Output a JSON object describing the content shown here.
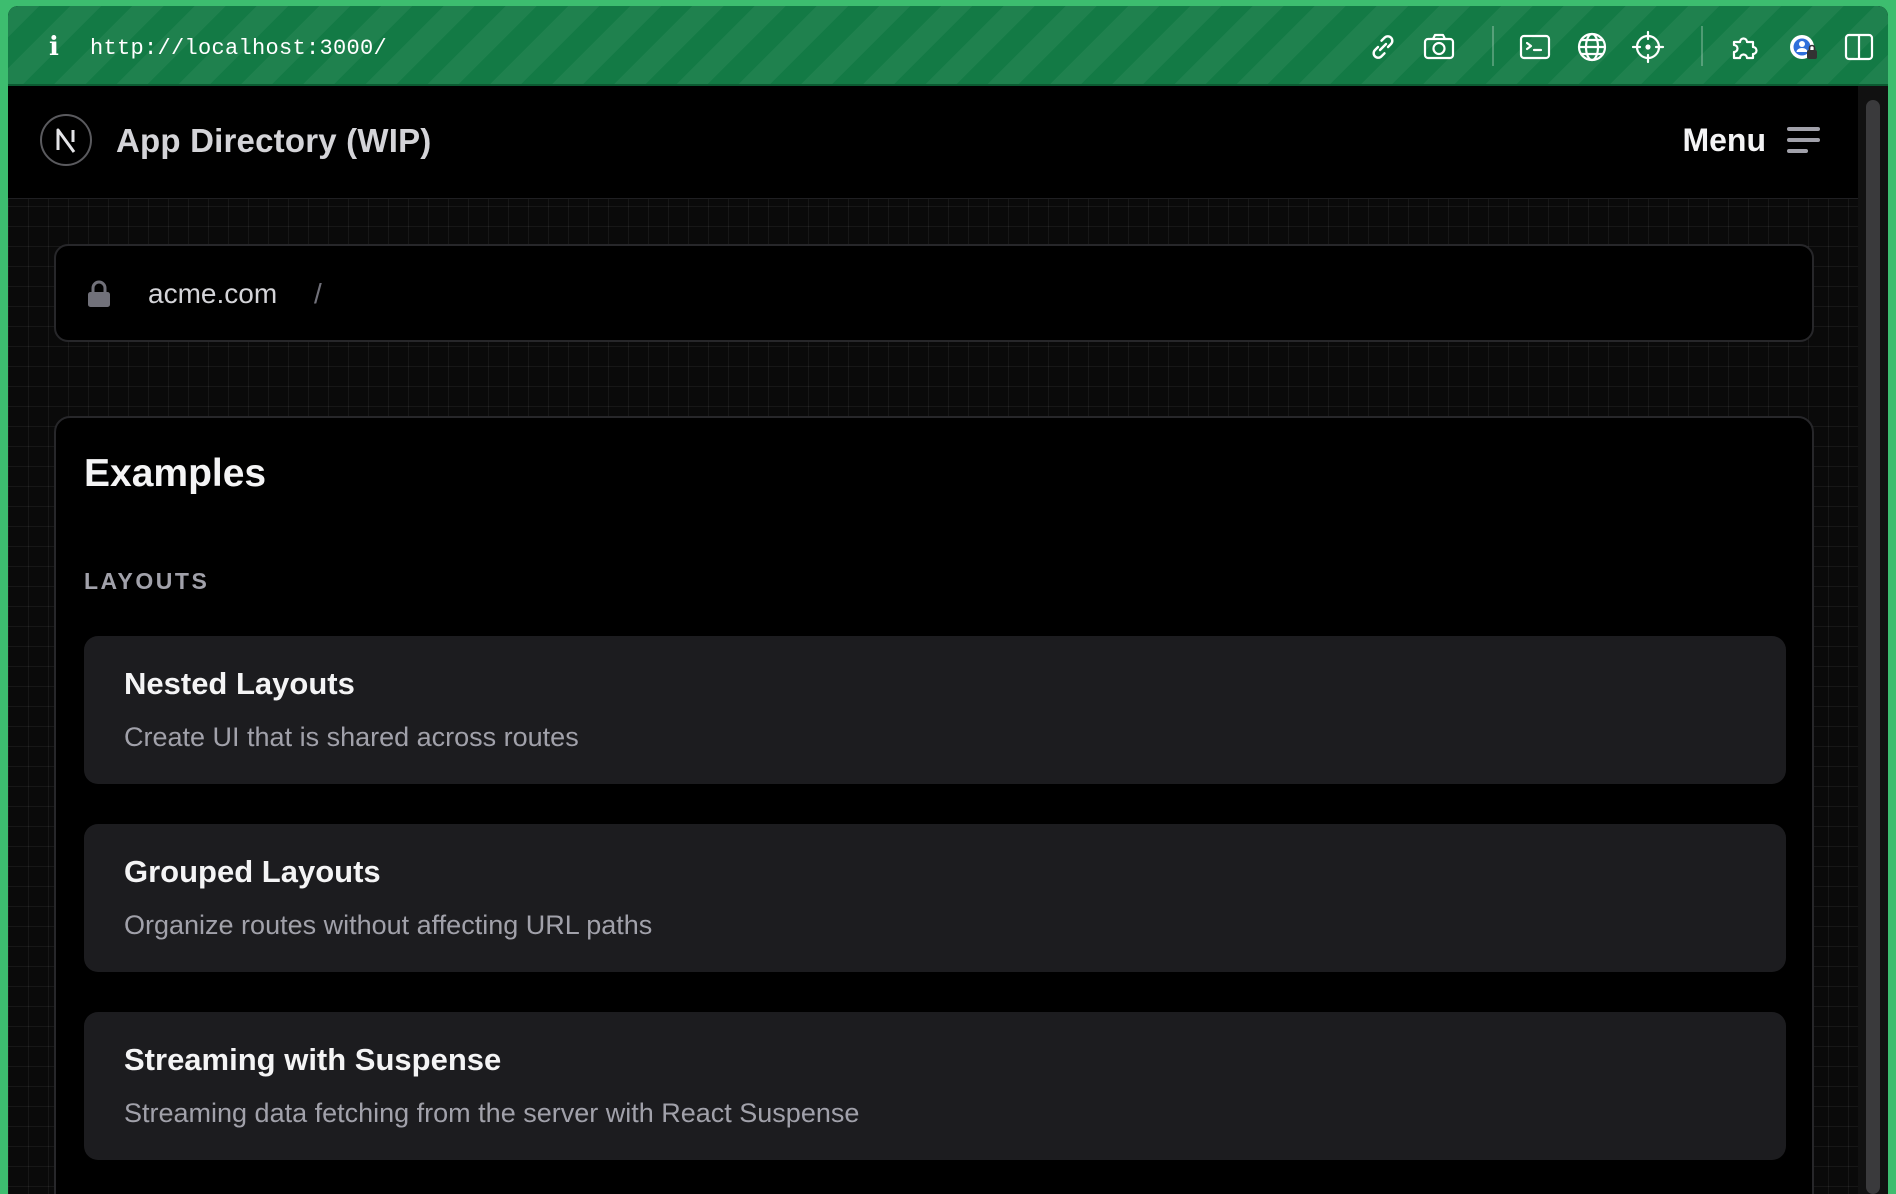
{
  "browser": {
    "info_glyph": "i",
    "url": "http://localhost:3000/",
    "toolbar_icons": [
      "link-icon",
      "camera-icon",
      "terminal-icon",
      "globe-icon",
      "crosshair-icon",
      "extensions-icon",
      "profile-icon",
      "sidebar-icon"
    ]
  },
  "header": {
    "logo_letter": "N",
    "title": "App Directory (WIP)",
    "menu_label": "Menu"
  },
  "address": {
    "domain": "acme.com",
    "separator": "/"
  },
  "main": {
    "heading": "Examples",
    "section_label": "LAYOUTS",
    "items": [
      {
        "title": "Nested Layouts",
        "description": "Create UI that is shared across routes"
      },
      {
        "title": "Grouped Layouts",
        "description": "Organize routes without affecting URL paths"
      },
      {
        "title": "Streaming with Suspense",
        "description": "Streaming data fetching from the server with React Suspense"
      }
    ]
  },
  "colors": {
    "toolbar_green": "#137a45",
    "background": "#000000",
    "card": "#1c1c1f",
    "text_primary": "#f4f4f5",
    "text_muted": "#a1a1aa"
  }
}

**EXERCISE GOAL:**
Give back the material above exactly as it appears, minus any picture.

**OUTPUT BELOW:**
Output a JSON object describing the content shown here.
{
  "browser": {
    "info_glyph": "i",
    "url": "http://localhost:3000/",
    "toolbar_icons": [
      "link-icon",
      "camera-icon",
      "terminal-icon",
      "globe-icon",
      "crosshair-icon",
      "extensions-icon",
      "profile-icon",
      "sidebar-icon"
    ]
  },
  "header": {
    "logo_letter": "N",
    "title": "App Directory (WIP)",
    "menu_label": "Menu"
  },
  "address": {
    "domain": "acme.com",
    "separator": "/"
  },
  "main": {
    "heading": "Examples",
    "section_label": "LAYOUTS",
    "items": [
      {
        "title": "Nested Layouts",
        "description": "Create UI that is shared across routes"
      },
      {
        "title": "Grouped Layouts",
        "description": "Organize routes without affecting URL paths"
      },
      {
        "title": "Streaming with Suspense",
        "description": "Streaming data fetching from the server with React Suspense"
      }
    ]
  },
  "colors": {
    "toolbar_green": "#137a45",
    "background": "#000000",
    "card": "#1c1c1f",
    "text_primary": "#f4f4f5",
    "text_muted": "#a1a1aa"
  }
}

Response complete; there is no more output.